The driver in the second cab we hailed turned out to be an exceptionally chatty and friendly young man. We agreed on a price of 8 pesos to get from the center of Havana to our hotel. Since the fee was clear and our conversation – enchanting, we noticed that the driver was going in a huge circle around the area of our hotel. He kept driving around the neighborhood and turning in the wrong intersections, so we reached our place for 25, instead of 10 minutes. The experience led us to two conclusions. First of all, if he wasn’t afraid we’d leave, the man would have stopped in front of the hotel and talked to us all night, rather than increasing his mileage. Second, a price of 8 pesos was obviously a gross overestimation on our part.

Are you really, really sure you don’t need a taxi?

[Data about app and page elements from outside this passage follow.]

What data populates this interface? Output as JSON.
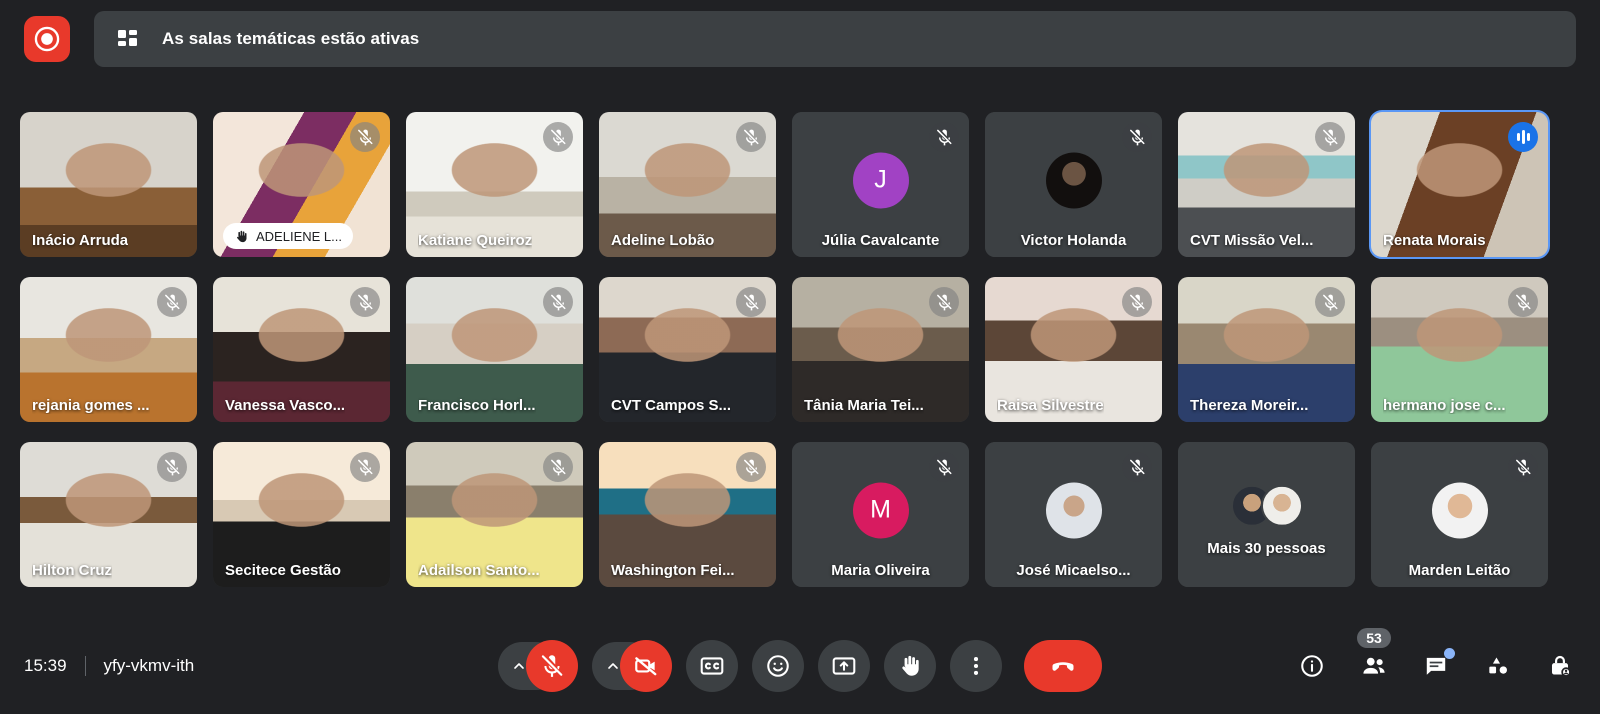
{
  "header": {
    "record_icon": "record-icon",
    "breakout_icon": "breakout-rooms-icon",
    "banner_text": "As salas temáticas estão ativas"
  },
  "grid": {
    "tiles": [
      {
        "name": "Inácio Arruda",
        "kind": "video",
        "muted": false,
        "hand": false,
        "speaking": false,
        "scene": "boardroom"
      },
      {
        "name": "ADELIENE L...",
        "kind": "video",
        "muted": true,
        "hand": true,
        "speaking": false,
        "scene": "banner-woman"
      },
      {
        "name": "Katiane Queiroz",
        "kind": "video",
        "muted": true,
        "hand": false,
        "speaking": false,
        "scene": "office-woman"
      },
      {
        "name": "Adeline Lobão",
        "kind": "video",
        "muted": true,
        "hand": false,
        "speaking": false,
        "scene": "blur-woman"
      },
      {
        "name": "Júlia Cavalcante",
        "kind": "initial",
        "muted": true,
        "hand": false,
        "speaking": false,
        "initial": "J",
        "avatar_color": "#a142c4"
      },
      {
        "name": "Victor Holanda",
        "kind": "photo",
        "muted": true,
        "hand": false,
        "speaking": false,
        "scene": "dark-portrait"
      },
      {
        "name": "CVT Missão Vel...",
        "kind": "video",
        "muted": true,
        "hand": false,
        "speaking": false,
        "scene": "man-glasses"
      },
      {
        "name": "Renata Morais",
        "kind": "video",
        "muted": false,
        "hand": false,
        "speaking": true,
        "scene": "woman-longhair"
      },
      {
        "name": "rejania gomes ...",
        "kind": "video",
        "muted": true,
        "hand": false,
        "speaking": false,
        "scene": "woman-white-wall"
      },
      {
        "name": "Vanessa Vasco...",
        "kind": "video",
        "muted": true,
        "hand": false,
        "speaking": false,
        "scene": "woman-blinds"
      },
      {
        "name": "Francisco Horl...",
        "kind": "video",
        "muted": true,
        "hand": false,
        "speaking": false,
        "scene": "man-whiteboard"
      },
      {
        "name": "CVT Campos S...",
        "kind": "video",
        "muted": true,
        "hand": false,
        "speaking": false,
        "scene": "woman-earphones"
      },
      {
        "name": "Tânia Maria Tei...",
        "kind": "video",
        "muted": true,
        "hand": false,
        "speaking": false,
        "scene": "woman-dark-room"
      },
      {
        "name": "Raisa Silvestre",
        "kind": "video",
        "muted": true,
        "hand": false,
        "speaking": false,
        "scene": "young-woman"
      },
      {
        "name": "Thereza Moreir...",
        "kind": "video",
        "muted": true,
        "hand": false,
        "speaking": false,
        "scene": "woman-floral"
      },
      {
        "name": "hermano jose c...",
        "kind": "video",
        "muted": true,
        "hand": false,
        "speaking": false,
        "scene": "man-green-shirt"
      },
      {
        "name": "Hilton Cruz",
        "kind": "video",
        "muted": true,
        "hand": false,
        "speaking": false,
        "scene": "elder-man"
      },
      {
        "name": "Secitece Gestão",
        "kind": "video",
        "muted": true,
        "hand": false,
        "speaking": false,
        "scene": "man-logo-bg"
      },
      {
        "name": "Adailson Santo...",
        "kind": "video",
        "muted": true,
        "hand": false,
        "speaking": false,
        "scene": "man-yellow-shirt"
      },
      {
        "name": "Washington Fei...",
        "kind": "video",
        "muted": true,
        "hand": false,
        "speaking": false,
        "scene": "man-50-banner"
      },
      {
        "name": "Maria Oliveira",
        "kind": "initial",
        "muted": true,
        "hand": false,
        "speaking": false,
        "initial": "M",
        "avatar_color": "#d81b60"
      },
      {
        "name": "José Micaelso...",
        "kind": "photo",
        "muted": true,
        "hand": false,
        "speaking": false,
        "scene": "man-beard-photo"
      },
      {
        "name": "Mais 30 pessoas",
        "kind": "more",
        "muted": false,
        "hand": false,
        "speaking": false,
        "count": 30
      },
      {
        "name": "Marden Leitão",
        "kind": "photo",
        "muted": true,
        "hand": false,
        "speaking": false,
        "scene": "smiling-man-photo"
      }
    ]
  },
  "bottom": {
    "time": "15:39",
    "meeting_code": "yfy-vkmv-ith",
    "controls": {
      "mic_options_icon": "chevron-up-icon",
      "mic_icon": "mic-off-icon",
      "camera_options_icon": "chevron-up-icon",
      "camera_icon": "camera-off-icon",
      "captions_icon": "closed-captions-icon",
      "reactions_icon": "emoji-icon",
      "present_icon": "present-screen-icon",
      "raise_hand_icon": "raise-hand-icon",
      "more_options_icon": "more-vertical-icon",
      "leave_call_icon": "hang-up-icon"
    },
    "right": {
      "info_icon": "info-icon",
      "people_icon": "people-icon",
      "people_count": "53",
      "chat_icon": "chat-icon",
      "chat_has_unread": true,
      "activities_icon": "activities-shapes-icon",
      "host_controls_icon": "host-lock-icon"
    }
  },
  "colors": {
    "app_background": "#202124",
    "surface": "#3c4043",
    "danger": "#e8392b",
    "accent_blue": "#1a73e8",
    "speaking_border": "#5a97f5"
  }
}
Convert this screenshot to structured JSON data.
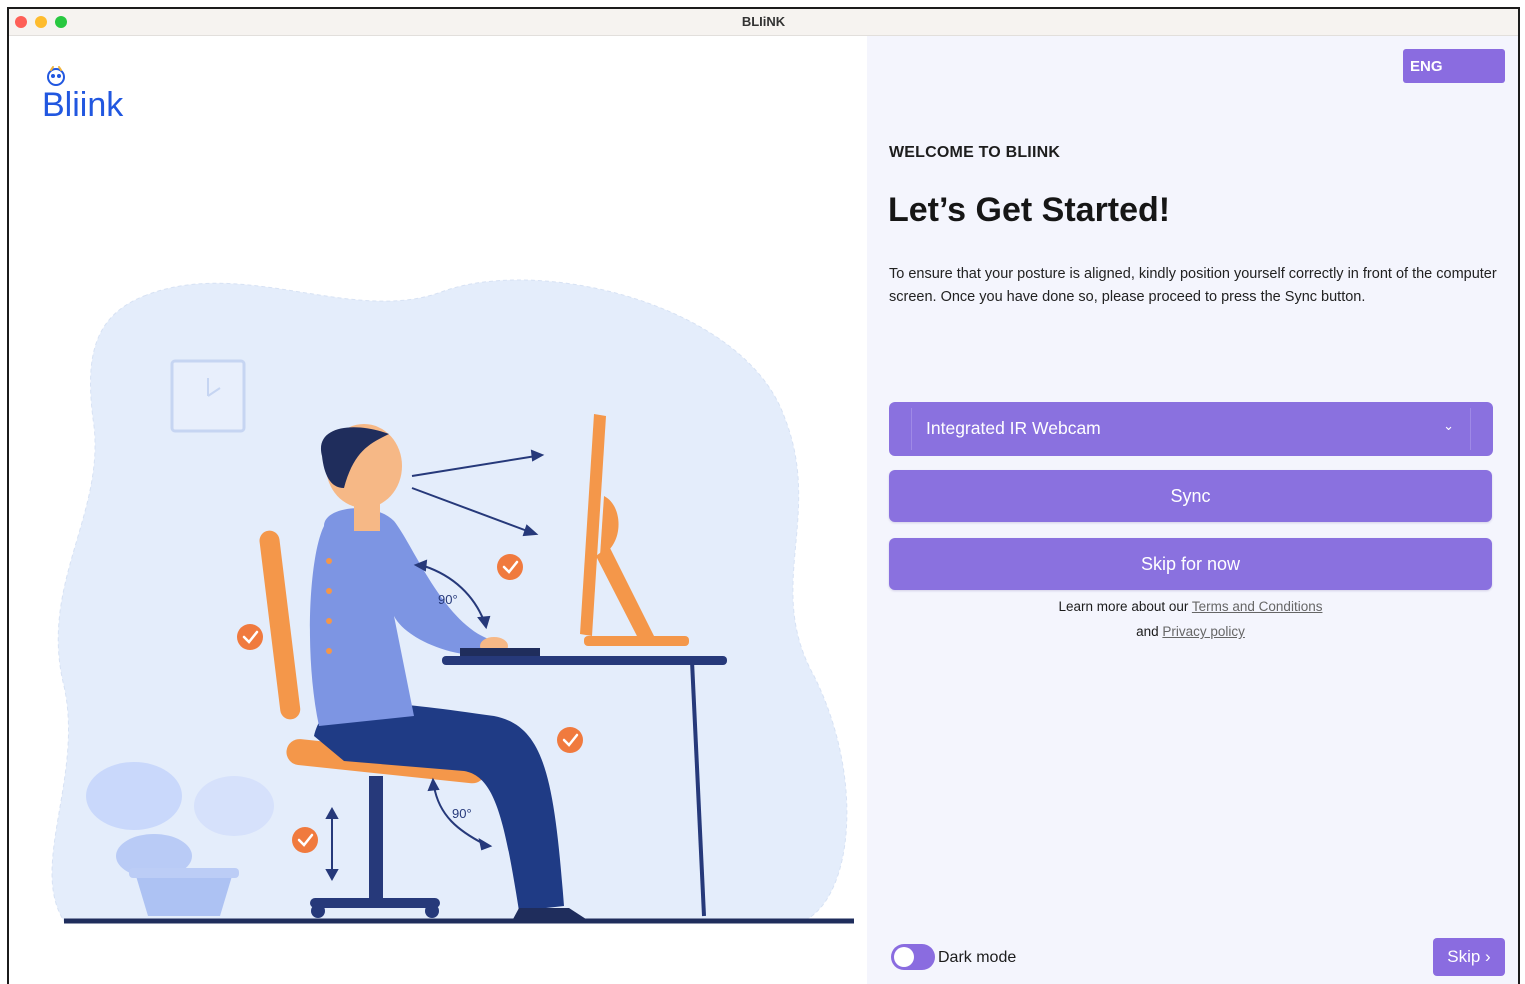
{
  "window": {
    "title": "BLIiNK"
  },
  "brand": {
    "logo_text": "Bliink",
    "accent": "#8a6ce0",
    "logo_blue": "#2157e0"
  },
  "illustration": {
    "angle_top": "90°",
    "angle_bottom": "90°"
  },
  "header": {
    "language_label": "ENG"
  },
  "main": {
    "welcome": "WELCOME TO BLIINK",
    "headline": "Let’s Get Started!",
    "description": "To ensure that your posture is aligned, kindly position yourself correctly in front of the computer screen. Once you have done so, please proceed to press the Sync button.",
    "camera_select": {
      "value": "Integrated IR Webcam",
      "icon": "chevron-down-icon"
    },
    "sync_label": "Sync",
    "skip_for_now_label": "Skip for now",
    "legal": {
      "prefix": "Learn more about our",
      "terms": "Terms and Conditions",
      "and": "and",
      "privacy": "Privacy policy"
    }
  },
  "footer": {
    "dark_mode_label": "Dark mode",
    "dark_mode_on": false,
    "skip_label": "Skip ›"
  }
}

Another curious detail is that, in Cuba, even if you don’t look like someone who needs a taxi, you will inevitably receive dozens of offers in the span of a single minute. Each offer is better than the last, with flawless arguments, such as “When, if not now, will you ever be able to ride in a 1950s Chevy down the streets of Varadero?” and “Only 5 pesos!”. Their stone cold logic had just one problem – we were two blocks away from the hotel.

Just because you don’t need a taxi in no way means you won’t be offered one… even while riding your bike. A sad-looking driver slowed his taxi down to line up with my bicycle and offered to give me a lift.

Taxi story 3

At first glance, the third taxi we rode in seemed completely regular. The second and third glances changed things a bit.

“I can see the road”, said the half-terrified, half-entertained voice of my travel buddy. “Sure, me too”, I replied absentmindedly and kept glaring out the window. “No-o-o.”- she insisted – “Under my feet!”. I looked down – on the floor, which probably used to be the bottom of bathtub, there was a hole, the size of my fist, through which the pavement under our moving taxi was clearly visible. If need be, this was a great car to use our Flintstone skills.

A bit further down the road we realized that there was something off with the radio as well – a bizarre system or a CD with a single song – we were listening to a local music hit for the 17th time in a row.

Sadly, one of the most recognizable photos of Cuba – a gathering of archaic automobiles, will soon be nothing more than a retro postcard. In 2014, the local government lifted the ban on new cars (in 2011, when new models of cars were first imported into Cuba, only government officials, doctors and people with special connections could purchase them.) Even though the price of a new car in Cuba is a few times higher than in other countries, and the average salary is about $25, the changes are slowly but surely taking over. Brand new, Chinese buses are now flying down the Cuban roads.

In other words, if you have been dreaming to see Cuba for a while now, do it as soon as possible.